Deep Neural Network Analysis of Pathology Images With Integrated Molecular Data for Enhanced Glioma Classification and Grading

Front Oncol. 2021 Jul 1:11:668694. doi: 10.3389/fonc.2021.668694. eCollection 2021.


Gliomas are primary brain tumors that originate from glial cells. Classification and grading of these tumors is critical to prognosis and treatment planning. The current criteria for glioma classification in central nervous system (CNS) was introduced by World Health Organization (WHO) in 2016. This criteria for glioma classification requires the integration of histology with genomics. In 2017, the Consortium to Inform Molecular and Practical Approaches to CNS Tumor Taxonomy (cIMPACT-NOW) was established to provide up-to-date recommendations for CNS tumor classification, which in turn the WHO is expected to adopt in its upcoming edition. In this work, we propose a novel glioma analytical method that, for the first time in the literature, integrates a cellularity feature derived from the digital analysis of brain histopathology images integrated with molecular features following the latest WHO criteria. We first propose a novel over-segmentation strategy for region-of-interest (ROI) selection in large histopathology whole slide images (WSIs). A Deep Neural Network (DNN)-based classification method then fuses molecular features with cellularity features to improve tumor classification performance. We evaluate the proposed method with 549 patient cases from The Cancer Genome Atlas (TCGA) dataset for evaluation. The cross validated classification accuracies are 93.81% for lower-grade glioma (LGG) and high-grade glioma (HGG) using a regular DNN, and 73.95% for LGG II and LGG III using a residual neural network (ResNet) DNN, respectively. Our experiments suggest that the type of deep learning has a significant impact on tumor subtype discrimination between LGG II vs. LGG III. These results outperform state-of-the-art methods in classifying LGG II vs. LGG III and offer competitive performance in distinguishing LGG vs. HGG in the literature. In addition, we also investigate molecular subtype classification using pathology images and cellularity information. Finally, for the first time in literature this work shows promise for cellularity quantification to predict brain tumor grading for LGGs with IDH mutations.

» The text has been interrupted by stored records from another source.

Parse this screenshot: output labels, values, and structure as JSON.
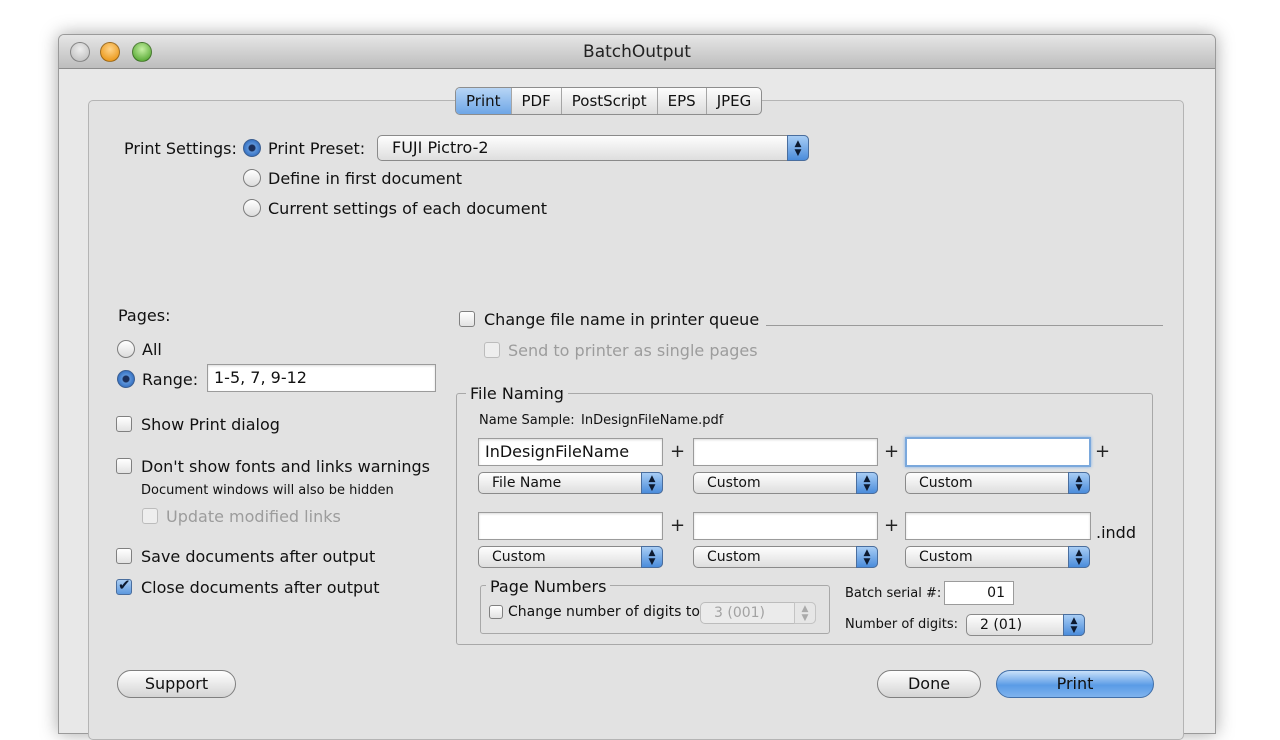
{
  "window": {
    "title": "BatchOutput"
  },
  "tabs": [
    {
      "label": "Print",
      "active": true
    },
    {
      "label": "PDF",
      "active": false
    },
    {
      "label": "PostScript",
      "active": false
    },
    {
      "label": "EPS",
      "active": false
    },
    {
      "label": "JPEG",
      "active": false
    }
  ],
  "print_settings": {
    "label": "Print Settings:",
    "options": [
      "Print Preset:",
      "Define in first document",
      "Current settings of each document"
    ],
    "selected": "Print Preset:",
    "preset_value": "FUJI Pictro-2"
  },
  "pages": {
    "label": "Pages:",
    "all_label": "All",
    "range_label": "Range:",
    "selected": "Range:",
    "range_value": "1-5, 7, 9-12"
  },
  "options": {
    "show_print_dialog": {
      "label": "Show Print dialog",
      "checked": false
    },
    "dont_show_warnings": {
      "label": "Don't show fonts and links warnings",
      "checked": false
    },
    "hidden_note": "Document windows will also be hidden",
    "update_links": {
      "label": "Update modified links",
      "checked": false,
      "enabled": false
    },
    "save_after": {
      "label": "Save documents after output",
      "checked": false
    },
    "close_after": {
      "label": "Close documents after output",
      "checked": true
    }
  },
  "printer_queue": {
    "change_label": "Change file name in printer queue",
    "change_checked": false,
    "single_pages_label": "Send to printer as single pages",
    "single_pages_enabled": false
  },
  "file_naming": {
    "legend": "File Naming",
    "sample_label": "Name Sample:",
    "sample_value": "InDesignFileName.pdf",
    "plus": "+",
    "extension": ".indd",
    "fields": [
      "InDesignFileName",
      "",
      "",
      "",
      "",
      ""
    ],
    "selectors": [
      "File Name",
      "Custom",
      "Custom",
      "Custom",
      "Custom",
      "Custom"
    ],
    "page_numbers": {
      "legend": "Page Numbers",
      "change_label": "Change number of digits to:",
      "change_checked": false,
      "digits_value": "3 (001)"
    },
    "batch_serial_label": "Batch serial #:",
    "batch_serial_value": "01",
    "number_digits_label": "Number of digits:",
    "number_digits_value": "2 (01)"
  },
  "buttons": {
    "support": "Support",
    "done": "Done",
    "print": "Print"
  },
  "icons": {
    "popup_arrows": "up-down-arrows-icon",
    "checkmark": "checkmark-icon"
  }
}
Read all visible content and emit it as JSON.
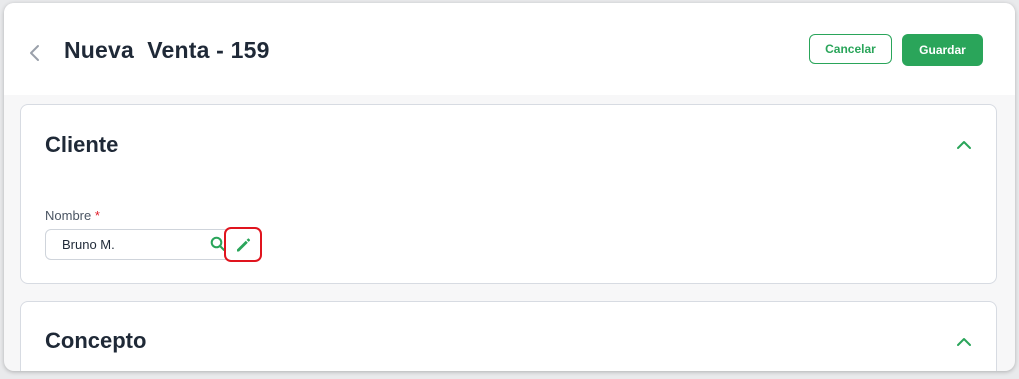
{
  "header": {
    "title": "Nueva  Venta - 159",
    "cancel_label": "Cancelar",
    "save_label": "Guardar",
    "back_icon": "chevron-left-icon"
  },
  "sections": {
    "cliente": {
      "title": "Cliente",
      "expanded": true,
      "fields": {
        "nombre": {
          "label": "Nombre",
          "required_mark": "*",
          "value": "Bruno M."
        }
      }
    },
    "concepto": {
      "title": "Concepto",
      "expanded": true
    }
  },
  "colors": {
    "accent": "#2aa55a",
    "required": "#e11d2a",
    "highlight": "#e0141e"
  }
}
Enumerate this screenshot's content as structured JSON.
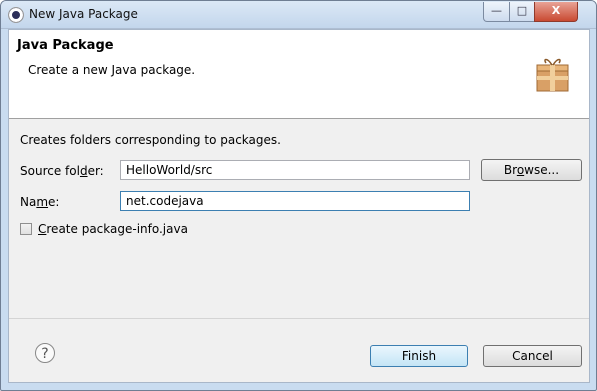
{
  "window": {
    "title": "New Java Package"
  },
  "controls": {
    "minimize_glyph": "—",
    "maximize_glyph": "□",
    "close_glyph": "X"
  },
  "banner": {
    "title": "Java Package",
    "description": "Create a new Java package.",
    "icon": "package-icon"
  },
  "main": {
    "description": "Creates folders corresponding to packages.",
    "source_folder": {
      "label_pre": "Source fol",
      "label_key": "d",
      "label_post": "er:",
      "value": "HelloWorld/src"
    },
    "browse_button": {
      "label_pre": "Br",
      "label_key": "o",
      "label_post": "wse..."
    },
    "name": {
      "label_pre": "Na",
      "label_key": "m",
      "label_post": "e:",
      "value": "net.codejava"
    },
    "package_info": {
      "label_key": "C",
      "label_post": "reate package-info.java",
      "checked": false
    }
  },
  "footer": {
    "help_glyph": "?",
    "finish_label": "Finish",
    "cancel_label": "Cancel"
  },
  "colors": {
    "accent": "#3c7fb1",
    "window_frame": "#c9dcf0",
    "close_button": "#c94a32"
  }
}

Keywords: IDH mutation; brain tumor classification and grading; cellularity; central nervous system tumor; deep neural network; glioma; molecular; radiomics.